But if we don't act fast, they'll come back.
The COVID-19 pandemic has changed American driving habits so much that traffic volumes may never recover, a new study finds — but the predicted the post-vaccine 9.2-percent drop in national vehicle miles travelled could be much bigger, if we act now.
Following a comprehensive study of trends in remote work adoption, shifts to online shopping, and other national travel data collected over the course of the pandemic, researchers at KPMG concluded that traffic volumes probably aren’t going to climb much higher than the benchmark they’ve reached to date: just 90 percent of pre-pandemic levels. Over time, researchers say that drop would translate to as much as 270 billion fewer miles driven on our roadways each year, as well as a massive drop in vehicle ownership that could take as many as 14 million distinct cars out of the national fleet entirely.

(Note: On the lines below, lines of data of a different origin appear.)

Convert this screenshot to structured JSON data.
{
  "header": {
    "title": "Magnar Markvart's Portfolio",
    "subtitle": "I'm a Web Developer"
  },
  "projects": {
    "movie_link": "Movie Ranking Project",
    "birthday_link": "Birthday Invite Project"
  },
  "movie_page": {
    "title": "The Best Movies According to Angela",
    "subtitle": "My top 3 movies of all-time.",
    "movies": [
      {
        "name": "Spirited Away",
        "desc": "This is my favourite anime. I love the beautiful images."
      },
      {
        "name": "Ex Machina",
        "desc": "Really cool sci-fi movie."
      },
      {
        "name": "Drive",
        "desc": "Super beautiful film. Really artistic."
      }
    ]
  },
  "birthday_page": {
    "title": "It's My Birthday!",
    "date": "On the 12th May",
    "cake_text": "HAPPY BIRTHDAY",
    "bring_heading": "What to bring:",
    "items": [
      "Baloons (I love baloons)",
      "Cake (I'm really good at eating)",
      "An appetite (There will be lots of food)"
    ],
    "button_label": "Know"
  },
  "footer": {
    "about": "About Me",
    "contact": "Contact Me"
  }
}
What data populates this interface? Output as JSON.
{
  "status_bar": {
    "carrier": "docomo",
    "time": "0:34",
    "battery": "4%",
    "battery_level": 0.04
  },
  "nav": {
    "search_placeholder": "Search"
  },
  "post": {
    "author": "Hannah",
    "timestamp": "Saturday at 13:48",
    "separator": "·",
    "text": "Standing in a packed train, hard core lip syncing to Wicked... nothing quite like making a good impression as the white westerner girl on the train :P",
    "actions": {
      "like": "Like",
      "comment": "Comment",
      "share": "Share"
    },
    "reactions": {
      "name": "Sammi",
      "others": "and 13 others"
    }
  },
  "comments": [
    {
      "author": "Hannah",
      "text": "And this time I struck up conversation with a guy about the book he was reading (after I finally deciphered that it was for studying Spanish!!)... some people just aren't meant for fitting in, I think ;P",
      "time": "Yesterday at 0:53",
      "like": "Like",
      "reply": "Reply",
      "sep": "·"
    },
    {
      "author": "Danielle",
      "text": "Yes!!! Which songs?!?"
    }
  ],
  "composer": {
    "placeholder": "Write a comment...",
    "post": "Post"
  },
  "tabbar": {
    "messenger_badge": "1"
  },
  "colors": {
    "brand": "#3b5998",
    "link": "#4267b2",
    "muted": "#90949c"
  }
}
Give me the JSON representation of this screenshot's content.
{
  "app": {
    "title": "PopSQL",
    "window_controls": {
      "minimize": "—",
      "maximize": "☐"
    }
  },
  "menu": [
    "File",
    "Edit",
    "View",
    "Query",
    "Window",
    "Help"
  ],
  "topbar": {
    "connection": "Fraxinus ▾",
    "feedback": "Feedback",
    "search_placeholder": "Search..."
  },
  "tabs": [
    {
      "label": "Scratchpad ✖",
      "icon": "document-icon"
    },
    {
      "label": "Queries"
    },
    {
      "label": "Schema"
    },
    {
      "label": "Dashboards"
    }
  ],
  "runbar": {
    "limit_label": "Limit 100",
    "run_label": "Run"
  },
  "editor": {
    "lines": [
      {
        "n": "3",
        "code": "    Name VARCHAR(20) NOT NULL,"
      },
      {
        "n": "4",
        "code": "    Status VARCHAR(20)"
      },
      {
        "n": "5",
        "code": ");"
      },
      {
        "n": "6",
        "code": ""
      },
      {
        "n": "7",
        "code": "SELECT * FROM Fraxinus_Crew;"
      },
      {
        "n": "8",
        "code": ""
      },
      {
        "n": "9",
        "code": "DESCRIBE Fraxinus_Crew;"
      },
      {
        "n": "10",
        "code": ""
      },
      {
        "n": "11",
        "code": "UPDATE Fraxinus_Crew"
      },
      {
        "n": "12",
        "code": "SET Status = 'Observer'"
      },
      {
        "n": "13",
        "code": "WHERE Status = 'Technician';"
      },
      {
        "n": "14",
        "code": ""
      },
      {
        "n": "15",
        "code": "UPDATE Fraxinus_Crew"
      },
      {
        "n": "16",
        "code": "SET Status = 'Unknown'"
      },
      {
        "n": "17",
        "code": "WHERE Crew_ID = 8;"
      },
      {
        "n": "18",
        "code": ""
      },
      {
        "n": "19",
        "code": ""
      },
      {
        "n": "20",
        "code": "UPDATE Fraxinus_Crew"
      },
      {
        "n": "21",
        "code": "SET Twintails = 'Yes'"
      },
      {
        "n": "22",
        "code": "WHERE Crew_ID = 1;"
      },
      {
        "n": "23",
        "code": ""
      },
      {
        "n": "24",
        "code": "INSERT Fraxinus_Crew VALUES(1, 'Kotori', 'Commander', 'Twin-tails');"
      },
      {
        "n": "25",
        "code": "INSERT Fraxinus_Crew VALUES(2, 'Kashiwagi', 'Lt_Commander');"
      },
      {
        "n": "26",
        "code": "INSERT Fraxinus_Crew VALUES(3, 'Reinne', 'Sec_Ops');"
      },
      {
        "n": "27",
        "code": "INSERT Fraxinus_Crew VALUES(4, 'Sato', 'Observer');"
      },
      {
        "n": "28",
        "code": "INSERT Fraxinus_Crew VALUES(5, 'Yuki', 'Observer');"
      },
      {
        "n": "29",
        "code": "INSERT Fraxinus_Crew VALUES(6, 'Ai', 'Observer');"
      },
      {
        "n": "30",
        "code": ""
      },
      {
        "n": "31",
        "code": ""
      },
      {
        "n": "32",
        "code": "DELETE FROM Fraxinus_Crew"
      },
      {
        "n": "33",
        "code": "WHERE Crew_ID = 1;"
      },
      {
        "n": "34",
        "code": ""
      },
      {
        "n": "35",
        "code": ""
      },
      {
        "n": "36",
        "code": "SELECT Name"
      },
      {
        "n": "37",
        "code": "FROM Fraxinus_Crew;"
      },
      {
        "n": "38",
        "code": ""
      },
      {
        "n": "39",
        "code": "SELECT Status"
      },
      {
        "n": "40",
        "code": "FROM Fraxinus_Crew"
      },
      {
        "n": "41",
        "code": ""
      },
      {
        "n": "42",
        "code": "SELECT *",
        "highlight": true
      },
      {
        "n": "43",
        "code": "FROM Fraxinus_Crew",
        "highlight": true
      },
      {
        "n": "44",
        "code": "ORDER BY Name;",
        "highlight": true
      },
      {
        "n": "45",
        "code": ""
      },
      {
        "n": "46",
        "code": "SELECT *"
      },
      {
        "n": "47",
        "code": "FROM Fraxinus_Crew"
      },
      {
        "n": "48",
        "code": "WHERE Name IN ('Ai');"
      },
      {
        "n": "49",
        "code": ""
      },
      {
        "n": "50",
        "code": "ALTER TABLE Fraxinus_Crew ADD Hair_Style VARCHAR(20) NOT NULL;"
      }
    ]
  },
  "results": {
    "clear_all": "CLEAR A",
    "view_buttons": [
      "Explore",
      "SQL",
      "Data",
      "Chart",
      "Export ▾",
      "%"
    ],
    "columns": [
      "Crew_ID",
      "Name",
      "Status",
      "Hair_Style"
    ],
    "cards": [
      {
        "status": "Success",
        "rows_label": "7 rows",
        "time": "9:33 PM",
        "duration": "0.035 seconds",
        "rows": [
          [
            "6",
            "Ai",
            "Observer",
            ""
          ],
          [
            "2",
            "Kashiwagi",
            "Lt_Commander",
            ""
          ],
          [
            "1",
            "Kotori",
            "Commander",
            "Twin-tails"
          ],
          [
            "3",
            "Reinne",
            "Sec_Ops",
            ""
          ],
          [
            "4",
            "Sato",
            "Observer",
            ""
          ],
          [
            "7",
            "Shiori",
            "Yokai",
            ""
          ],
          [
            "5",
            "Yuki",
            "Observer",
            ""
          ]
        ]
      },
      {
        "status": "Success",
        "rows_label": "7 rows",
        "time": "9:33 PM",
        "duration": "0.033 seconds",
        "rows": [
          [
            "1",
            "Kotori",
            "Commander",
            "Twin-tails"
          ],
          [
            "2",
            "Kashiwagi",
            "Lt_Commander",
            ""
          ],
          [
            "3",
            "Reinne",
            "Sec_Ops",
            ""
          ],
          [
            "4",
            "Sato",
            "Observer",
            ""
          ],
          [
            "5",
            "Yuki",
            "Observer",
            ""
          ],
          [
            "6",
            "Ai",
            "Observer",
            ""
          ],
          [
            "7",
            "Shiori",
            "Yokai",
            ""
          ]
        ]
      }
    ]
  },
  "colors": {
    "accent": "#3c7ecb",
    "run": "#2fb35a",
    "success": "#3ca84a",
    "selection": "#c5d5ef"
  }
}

On the one hand, losing a tenth of our country’s traffic miles is nothing to sneeze at.
The KPMG researchers say that long-term shifts to remote work alone would reduce VMT by as much as 140 billion miles per year, albeit mostly along the corridors that were formerly travelled by wealthier, predominantly white white collar workers.
All those shopping trips Americans have been skipping during quarantine could very well result in permanent changes to consumer spending habits, too — and researchers think it could keep a lot of cars off the road, while adding a few more commercial trucks.
“In a survey of 1,100 adult consumers, 60 percent of respondents said that since COVID-19, they are doing more shopping online than in-store, vs. 44 percent before COVID-19,” the report noted. “Two-thirds of respondents expect to continue purchasing items they now buy online after the coronavirus is under control.”
But even these strong trends don’t mean a VMT fall-off is a sure thing — and even a 10-percent drop would definitely not be enough to adequately curb transportation-related climate change emissions, end our traffic violence crisis, or remove the financial burden of car ownership from the backs of low-income Americans.
The researchers themselves warned that their own predictions could easily be undercut by several factors, including a large-scale shift away from public transportation into single-occupancy cars or even carpools. A disturbing 24 percent of transit riders are already considering making that leap.